Missing Persons Investigation

People sometimes go missing voluntarily. It is important to remember that our loved ones have a right to leave their lives behind, and that they can always come back.


Missing persons investigators rely on various types of resources to find missing people. These may include paying informants and searching online and public databases.


When someone you know disappears, it is a very serious matter. People can be missing voluntarily or involuntary, but the most important thing is that they are reported as soon as possible so that an investigation can be launched. The more time passes, the less likely it is that a person will be found alive.

Missing persons investigations are complex. In addition to identifying the person, investigators must also determine what happened to them. This involves looking at all possibilities of what could have happened, from abduction to homicide. In the case of a suspected abduction, police may have to follow a suspect, or they may need to find evidence that a crime has been committed.

While research on non-criminal disappearances is abundant, there is relatively little knowledge on criminal disappearances. This study explores the circumstances surrounding criminal disappearances in order to identify subtypes and to inform police practice. The analysis was conducted in a victimological framework, which is appropriate given the current emphasis on action victimology.

This study identified several missing person subtypes including runaways, fugitives, pushaways and others. This is in contrast to previous studies that have classified these cases into a single group, such as Payne’s (1995) theoretical classification. This new typology is an important contribution to the field because it allows for more specific classifications of missing person cases.

Identifying the Missing Person

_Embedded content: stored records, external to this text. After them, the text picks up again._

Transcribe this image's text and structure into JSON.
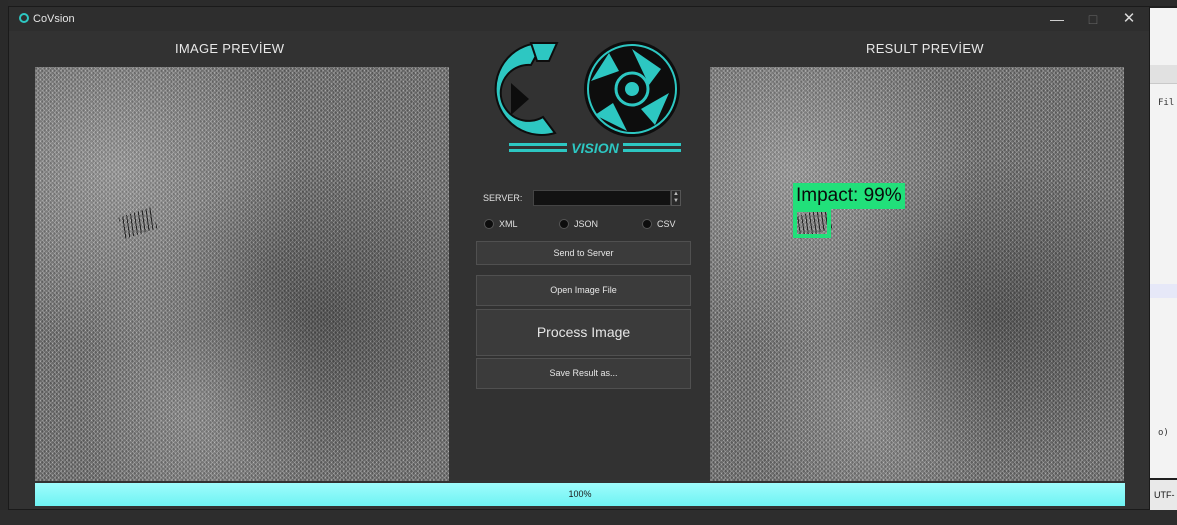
{
  "window": {
    "title": "CoVsion"
  },
  "left_panel": {
    "title": "IMAGE PREVİEW"
  },
  "right_panel": {
    "title": "RESULT PREVİEW",
    "detection_label": "Impact: 99%"
  },
  "logo": {
    "text": "VISION"
  },
  "server": {
    "label": "SERVER:",
    "value": ""
  },
  "formats": [
    {
      "label": "XML",
      "selected": false
    },
    {
      "label": "JSON",
      "selected": false
    },
    {
      "label": "CSV",
      "selected": false
    }
  ],
  "buttons": {
    "send": "Send to Server",
    "open": "Open Image File",
    "process": "Process Image",
    "save": "Save Result as..."
  },
  "progress": {
    "value": 1.0,
    "label": "100%"
  },
  "background": {
    "right_code_1": "Fil",
    "right_code_2": "o)",
    "status_encoding": "UTF-"
  },
  "colors": {
    "accent": "#2dc7c2",
    "progress": "#7ef6f6",
    "detection": "#21e07a",
    "window_bg": "#323232"
  }
}
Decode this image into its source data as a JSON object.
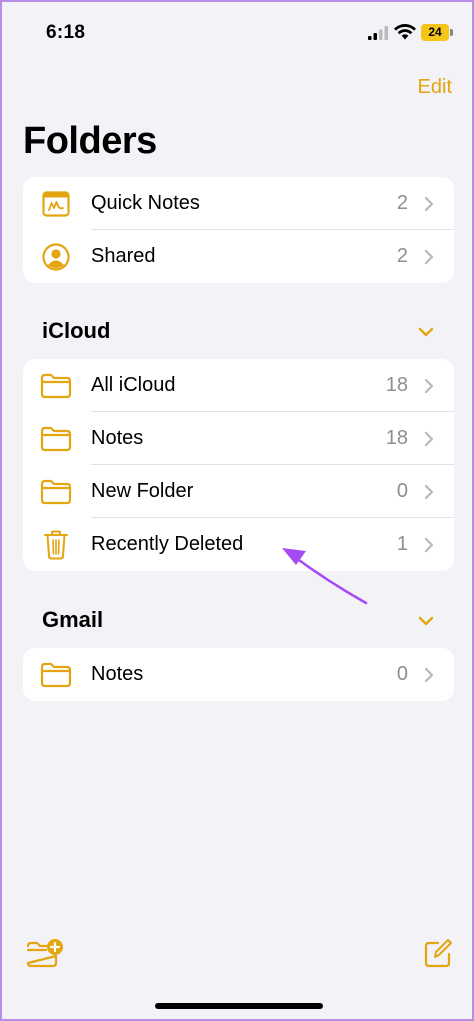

Identifying missing persons, alive or dead, is essential to many investigations and has important consequences: It helps resolve criminal cases; provides vital statistics; satisfies the humanitarian needs of families, who are often desperate to know the fate of their loved ones; contributes to prevention; and lays the groundwork for other activities such as family reunification and community reconciliation. Therefore, it is imperative that forensic identification is carried out according to strict scientific standards.

In contexts where the search for and identification of missing persons occur in open population events, the identification process is complex and involves a number of steps. The identification process requires an adequate collection of information that must be centralized, consolidated and adequately analysed. This information should form a minimum case file (MP) for the missing person, which includes medical and social data, and which is to be compared against information on unidentified persons (UPD).

It is important that the MP case file is clearly differentiated from a database of persons reported as deceased. This is critical in order to prevent duplication of cases. In addition, each missing person should be assigned a unique file number. This ensures that each person has his/her own MP, avoids confusion due to misspelling of names and allows for effective communication and professional management of all associated files.

Searching for the Missing Person

Many family members and friends have a strong desire to locate the missing person and know their fate and whereabouts. They often undertake a great deal of research on their own, especially when several years have passed since the disappearance. This can lead to information regarding other missing persons, locations of grave sites, and more. It is important to record this information and pass it along to investigators.

Another important step is to get the local media involved. This can help raise awareness across a larger geographic area more quickly. Contact your local television network, papers, online news outlets, and even blogs that receive a lot of traffic in the area. Share photos, clues, and information with them, and ask if they can run a story. The more people that know the missing person is missing, the greater your chances of finding them.

Additionally, it is important to check hospitals and clinics in the area where the individual was last seen. Many patients are admitted without a form of identification, and in some cases the family may be able to provide a description that will help identify the patient. It is also a good idea to check with local jails and prisons, as they can often tell you the location of missing persons who have been arrested.

Finding the Missing Person

Once a missing person report has been filed police will start to actively search for the person in question. Depending on the circumstances, this may include a physical search by people on foot, search dogs, helicopters or other specialist equipment. In some cases, a ‘hasty’ search is carried out to quickly check local areas and this may then be followed or replaced by a more structured search operation.

It is important that families remain in contact with police and keep them informed of any information they might have. Families should be given a single point of contact at the police and this person should be able to update them regularly as they are able to do so.

If the missing person is known to use social media, it is advisable to thoroughly review their accounts. This is to ensure that no clues are missed. Also, it is a good idea to reach out to their friends to ask about any activity that might be of interest.

Another useful place to check is hospitals and clinics in a local area. Often the person may be admitted to the hospital as an unidentified patient and this will provide vital clues as to their whereabouts. Also, if your missing person has any criminal records, check the jails and prisons in the area to see if they are currently incarcerated. At North American Investigations, we have helped many clients reconnect with children, lovers and relatives who have been missing for up to fifty years!